--- EXERCISE ---
Leave out the images and repeat every entry below exactly.

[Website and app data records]
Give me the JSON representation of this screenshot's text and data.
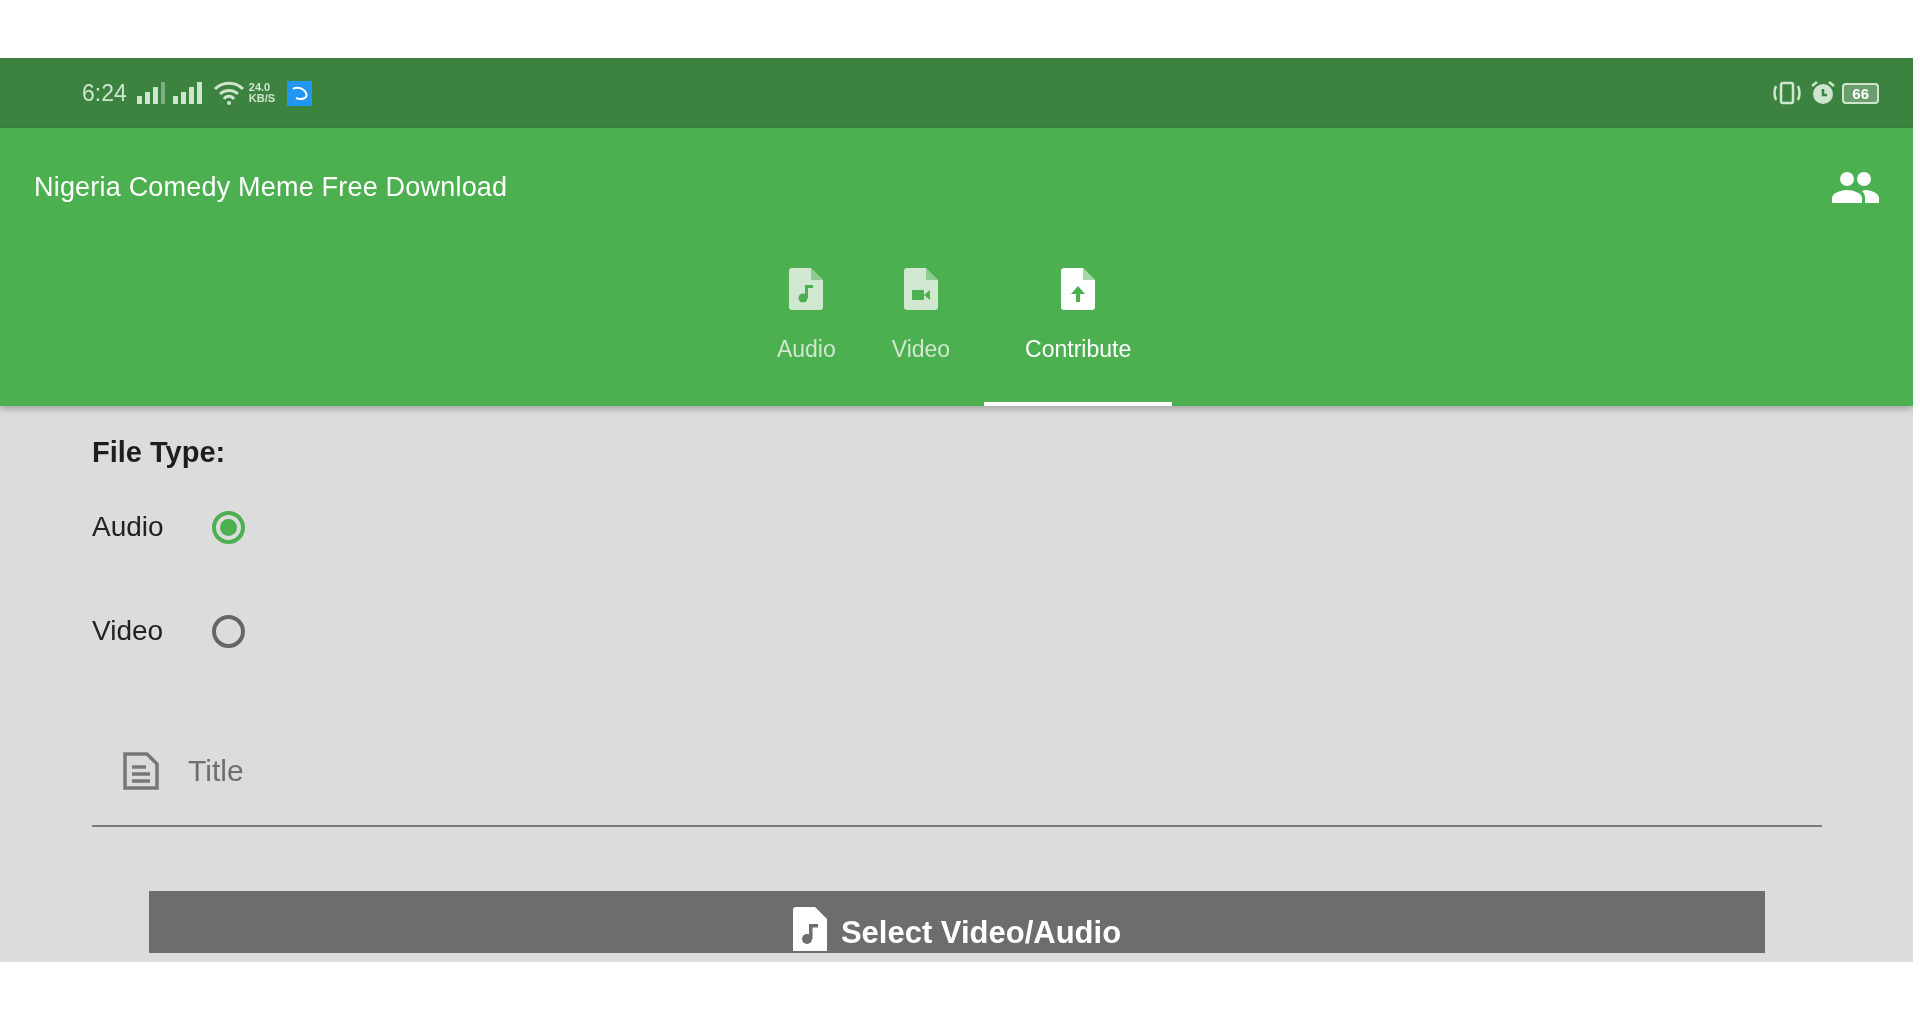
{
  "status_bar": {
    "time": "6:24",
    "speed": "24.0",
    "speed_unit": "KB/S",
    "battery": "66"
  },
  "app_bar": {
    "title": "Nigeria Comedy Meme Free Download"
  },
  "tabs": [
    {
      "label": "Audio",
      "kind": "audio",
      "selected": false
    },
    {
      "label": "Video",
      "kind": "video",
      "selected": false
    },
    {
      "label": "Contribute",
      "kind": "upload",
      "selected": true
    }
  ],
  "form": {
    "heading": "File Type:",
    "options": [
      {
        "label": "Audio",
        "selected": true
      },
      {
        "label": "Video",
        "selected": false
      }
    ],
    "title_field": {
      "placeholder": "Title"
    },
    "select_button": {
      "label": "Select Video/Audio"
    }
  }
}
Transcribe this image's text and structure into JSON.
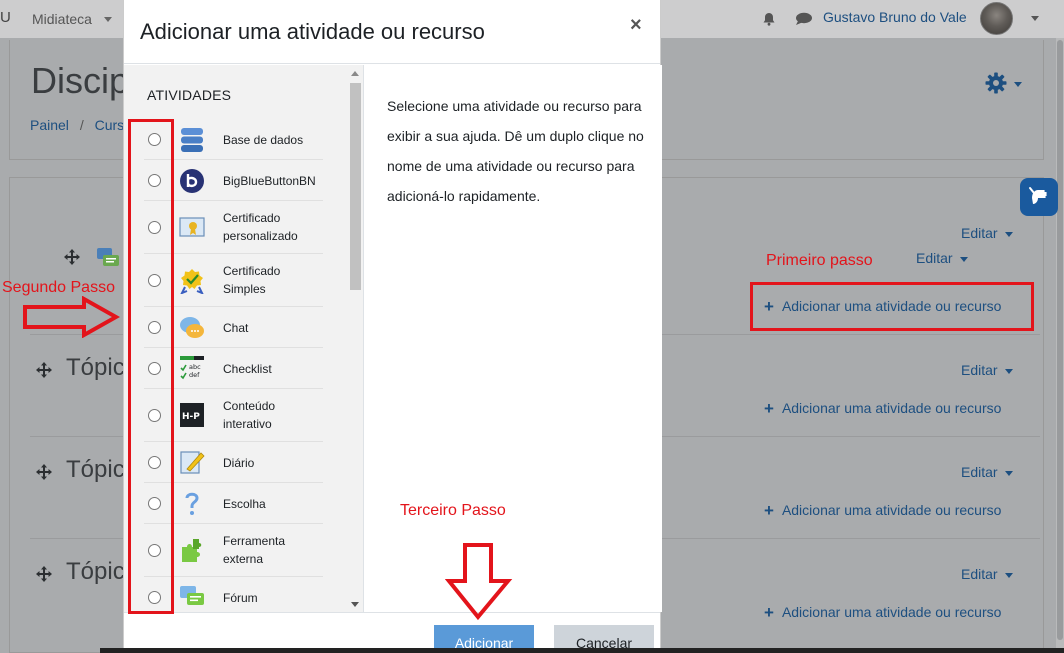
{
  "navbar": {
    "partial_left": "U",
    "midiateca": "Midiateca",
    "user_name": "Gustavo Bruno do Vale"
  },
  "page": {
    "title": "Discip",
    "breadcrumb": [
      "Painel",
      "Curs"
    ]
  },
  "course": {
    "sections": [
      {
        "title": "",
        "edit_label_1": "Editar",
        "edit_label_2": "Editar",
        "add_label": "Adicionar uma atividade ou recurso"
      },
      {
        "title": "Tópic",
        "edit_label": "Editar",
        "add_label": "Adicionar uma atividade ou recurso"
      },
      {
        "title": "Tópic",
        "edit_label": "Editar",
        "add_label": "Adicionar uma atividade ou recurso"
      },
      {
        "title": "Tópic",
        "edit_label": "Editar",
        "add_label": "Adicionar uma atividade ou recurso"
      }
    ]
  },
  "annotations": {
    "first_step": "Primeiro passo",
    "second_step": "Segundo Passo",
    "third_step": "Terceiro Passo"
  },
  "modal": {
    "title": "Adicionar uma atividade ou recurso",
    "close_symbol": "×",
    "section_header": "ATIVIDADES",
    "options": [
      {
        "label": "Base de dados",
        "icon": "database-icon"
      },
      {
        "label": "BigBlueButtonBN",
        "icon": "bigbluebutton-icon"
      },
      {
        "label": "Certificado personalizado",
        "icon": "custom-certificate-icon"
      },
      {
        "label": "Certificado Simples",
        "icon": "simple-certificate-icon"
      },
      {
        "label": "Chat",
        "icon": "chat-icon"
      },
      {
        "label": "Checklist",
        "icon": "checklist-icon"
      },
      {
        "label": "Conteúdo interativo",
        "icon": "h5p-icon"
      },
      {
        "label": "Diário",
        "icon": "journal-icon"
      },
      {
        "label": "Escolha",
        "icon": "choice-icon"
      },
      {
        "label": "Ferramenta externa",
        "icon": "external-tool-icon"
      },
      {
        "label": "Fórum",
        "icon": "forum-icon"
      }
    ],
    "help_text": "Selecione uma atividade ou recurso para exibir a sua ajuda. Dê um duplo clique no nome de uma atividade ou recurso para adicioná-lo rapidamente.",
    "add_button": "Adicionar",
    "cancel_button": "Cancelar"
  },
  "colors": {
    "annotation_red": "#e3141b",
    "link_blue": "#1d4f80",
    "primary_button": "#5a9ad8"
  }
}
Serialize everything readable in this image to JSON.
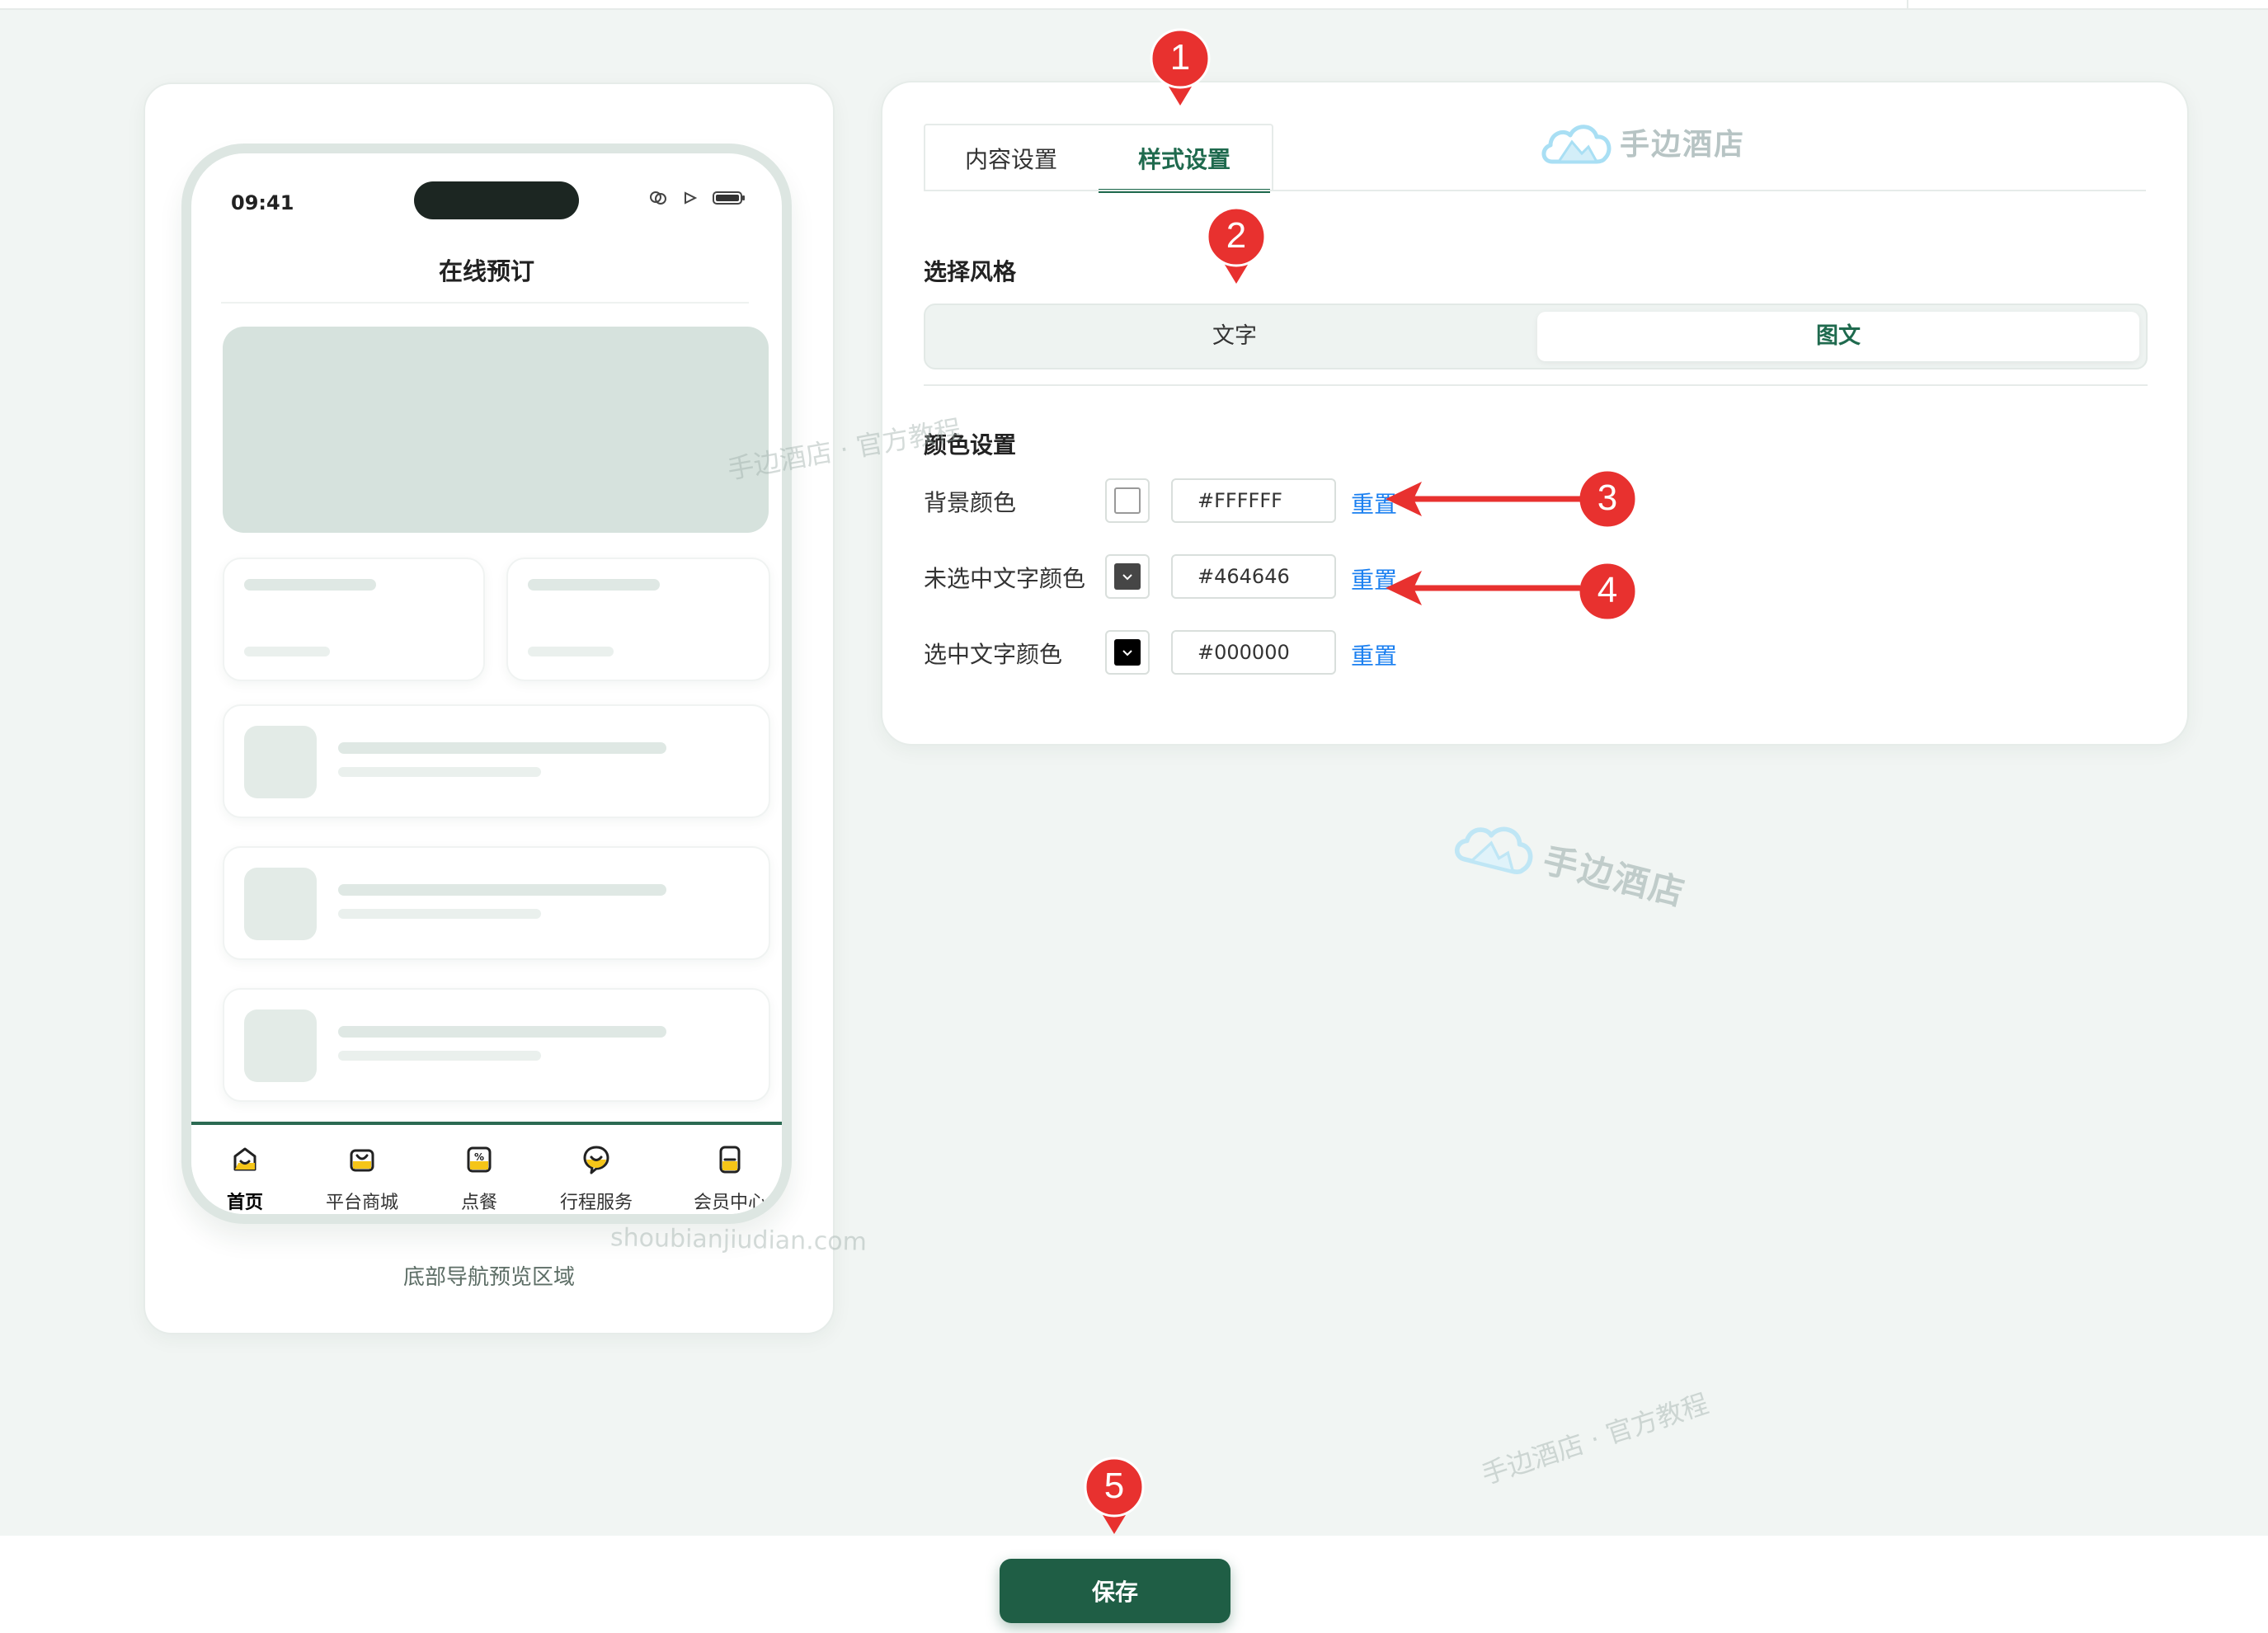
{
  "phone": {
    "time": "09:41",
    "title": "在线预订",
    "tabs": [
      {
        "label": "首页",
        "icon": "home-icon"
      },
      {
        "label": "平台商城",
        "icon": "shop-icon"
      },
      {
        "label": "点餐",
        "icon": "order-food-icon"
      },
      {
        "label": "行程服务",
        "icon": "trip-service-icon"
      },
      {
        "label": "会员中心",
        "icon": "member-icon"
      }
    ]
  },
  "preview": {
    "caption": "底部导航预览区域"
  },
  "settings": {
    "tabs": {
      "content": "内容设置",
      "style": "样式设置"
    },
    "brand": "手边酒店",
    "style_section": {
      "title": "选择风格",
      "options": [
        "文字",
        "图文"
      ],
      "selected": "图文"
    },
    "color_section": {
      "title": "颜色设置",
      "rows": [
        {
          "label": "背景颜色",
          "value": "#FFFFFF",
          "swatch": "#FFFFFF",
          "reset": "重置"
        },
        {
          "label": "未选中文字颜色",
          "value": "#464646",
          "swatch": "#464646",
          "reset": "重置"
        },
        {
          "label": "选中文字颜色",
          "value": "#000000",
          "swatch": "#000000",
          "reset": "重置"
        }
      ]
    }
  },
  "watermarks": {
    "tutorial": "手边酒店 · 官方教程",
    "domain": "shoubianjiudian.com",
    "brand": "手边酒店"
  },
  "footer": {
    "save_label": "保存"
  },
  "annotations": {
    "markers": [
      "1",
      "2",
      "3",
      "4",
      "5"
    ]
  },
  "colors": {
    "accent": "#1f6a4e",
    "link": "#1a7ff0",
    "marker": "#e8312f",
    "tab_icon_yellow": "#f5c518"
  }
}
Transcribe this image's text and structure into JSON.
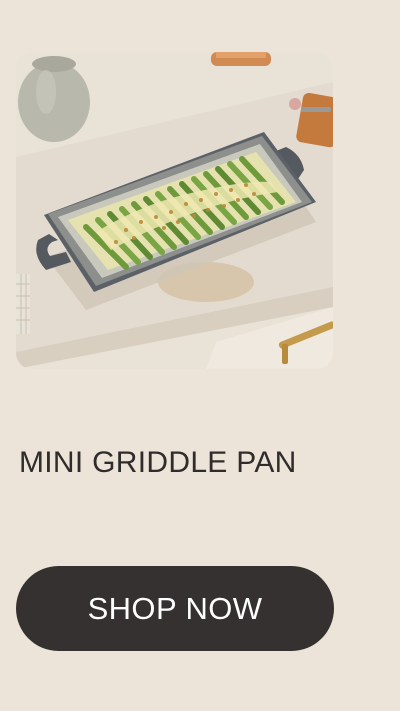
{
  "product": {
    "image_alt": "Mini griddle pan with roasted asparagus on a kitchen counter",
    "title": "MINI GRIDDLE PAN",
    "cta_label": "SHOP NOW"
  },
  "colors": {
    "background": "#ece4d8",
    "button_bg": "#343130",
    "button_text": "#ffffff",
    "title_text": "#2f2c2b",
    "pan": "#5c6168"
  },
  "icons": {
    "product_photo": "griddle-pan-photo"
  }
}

--- EXERCISE OUTPUT ---
Give me the JSON representation of this screenshot's text and data.
{
  "status_bar": {
    "time": "6:24",
    "speed": "24.0",
    "speed_unit": "KB/S",
    "battery": "66"
  },
  "app_bar": {
    "title": "Nigeria Comedy Meme Free Download"
  },
  "tabs": [
    {
      "label": "Audio",
      "kind": "audio",
      "selected": false
    },
    {
      "label": "Video",
      "kind": "video",
      "selected": false
    },
    {
      "label": "Contribute",
      "kind": "upload",
      "selected": true
    }
  ],
  "form": {
    "heading": "File Type:",
    "options": [
      {
        "label": "Audio",
        "selected": true
      },
      {
        "label": "Video",
        "selected": false
      }
    ],
    "title_field": {
      "placeholder": "Title"
    },
    "select_button": {
      "label": "Select Video/Audio"
    }
  }
}
Transcribe this image's text and structure into JSON.
{
  "navbar": {
    "partial_left": "U",
    "midiateca": "Midiateca",
    "user_name": "Gustavo Bruno do Vale"
  },
  "page": {
    "title": "Discip",
    "breadcrumb": [
      "Painel",
      "Curs"
    ]
  },
  "course": {
    "sections": [
      {
        "title": "",
        "edit_label_1": "Editar",
        "edit_label_2": "Editar",
        "add_label": "Adicionar uma atividade ou recurso"
      },
      {
        "title": "Tópic",
        "edit_label": "Editar",
        "add_label": "Adicionar uma atividade ou recurso"
      },
      {
        "title": "Tópic",
        "edit_label": "Editar",
        "add_label": "Adicionar uma atividade ou recurso"
      },
      {
        "title": "Tópic",
        "edit_label": "Editar",
        "add_label": "Adicionar uma atividade ou recurso"
      }
    ]
  },
  "annotations": {
    "first_step": "Primeiro passo",
    "second_step": "Segundo Passo",
    "third_step": "Terceiro Passo"
  },
  "modal": {
    "title": "Adicionar uma atividade ou recurso",
    "close_symbol": "×",
    "section_header": "ATIVIDADES",
    "options": [
      {
        "label": "Base de dados",
        "icon": "database-icon"
      },
      {
        "label": "BigBlueButtonBN",
        "icon": "bigbluebutton-icon"
      },
      {
        "label": "Certificado personalizado",
        "icon": "custom-certificate-icon"
      },
      {
        "label": "Certificado Simples",
        "icon": "simple-certificate-icon"
      },
      {
        "label": "Chat",
        "icon": "chat-icon"
      },
      {
        "label": "Checklist",
        "icon": "checklist-icon"
      },
      {
        "label": "Conteúdo interativo",
        "icon": "h5p-icon"
      },
      {
        "label": "Diário",
        "icon": "journal-icon"
      },
      {
        "label": "Escolha",
        "icon": "choice-icon"
      },
      {
        "label": "Ferramenta externa",
        "icon": "external-tool-icon"
      },
      {
        "label": "Fórum",
        "icon": "forum-icon"
      }
    ],
    "help_text": "Selecione uma atividade ou recurso para exibir a sua ajuda. Dê um duplo clique no nome de uma atividade ou recurso para adicioná-lo rapidamente.",
    "add_button": "Adicionar",
    "cancel_button": "Cancelar"
  },
  "colors": {
    "annotation_red": "#e3141b",
    "link_blue": "#1d4f80",
    "primary_button": "#5a9ad8"
  }
}
Serialize everything readable in this image to JSON.
{
  "phone": {
    "time": "09:41",
    "title": "在线预订",
    "tabs": [
      {
        "label": "首页",
        "icon": "home-icon"
      },
      {
        "label": "平台商城",
        "icon": "shop-icon"
      },
      {
        "label": "点餐",
        "icon": "order-food-icon"
      },
      {
        "label": "行程服务",
        "icon": "trip-service-icon"
      },
      {
        "label": "会员中心",
        "icon": "member-icon"
      }
    ]
  },
  "preview": {
    "caption": "底部导航预览区域"
  },
  "settings": {
    "tabs": {
      "content": "内容设置",
      "style": "样式设置"
    },
    "brand": "手边酒店",
    "style_section": {
      "title": "选择风格",
      "options": [
        "文字",
        "图文"
      ],
      "selected": "图文"
    },
    "color_section": {
      "title": "颜色设置",
      "rows": [
        {
          "label": "背景颜色",
          "value": "#FFFFFF",
          "swatch": "#FFFFFF",
          "reset": "重置"
        },
        {
          "label": "未选中文字颜色",
          "value": "#464646",
          "swatch": "#464646",
          "reset": "重置"
        },
        {
          "label": "选中文字颜色",
          "value": "#000000",
          "swatch": "#000000",
          "reset": "重置"
        }
      ]
    }
  },
  "watermarks": {
    "tutorial": "手边酒店 · 官方教程",
    "domain": "shoubianjiudian.com",
    "brand": "手边酒店"
  },
  "footer": {
    "save_label": "保存"
  },
  "annotations": {
    "markers": [
      "1",
      "2",
      "3",
      "4",
      "5"
    ]
  },
  "colors": {
    "accent": "#1f6a4e",
    "link": "#1a7ff0",
    "marker": "#e8312f",
    "tab_icon_yellow": "#f5c518"
  }
}
Transcribe this image's text and structure into JSON.
{
  "product": {
    "image_alt": "Mini griddle pan with roasted asparagus on a kitchen counter",
    "title": "MINI GRIDDLE PAN",
    "cta_label": "SHOP NOW"
  },
  "colors": {
    "background": "#ece4d8",
    "button_bg": "#343130",
    "button_text": "#ffffff",
    "title_text": "#2f2c2b",
    "pan": "#5c6168"
  },
  "icons": {
    "product_photo": "griddle-pan-photo"
  }
}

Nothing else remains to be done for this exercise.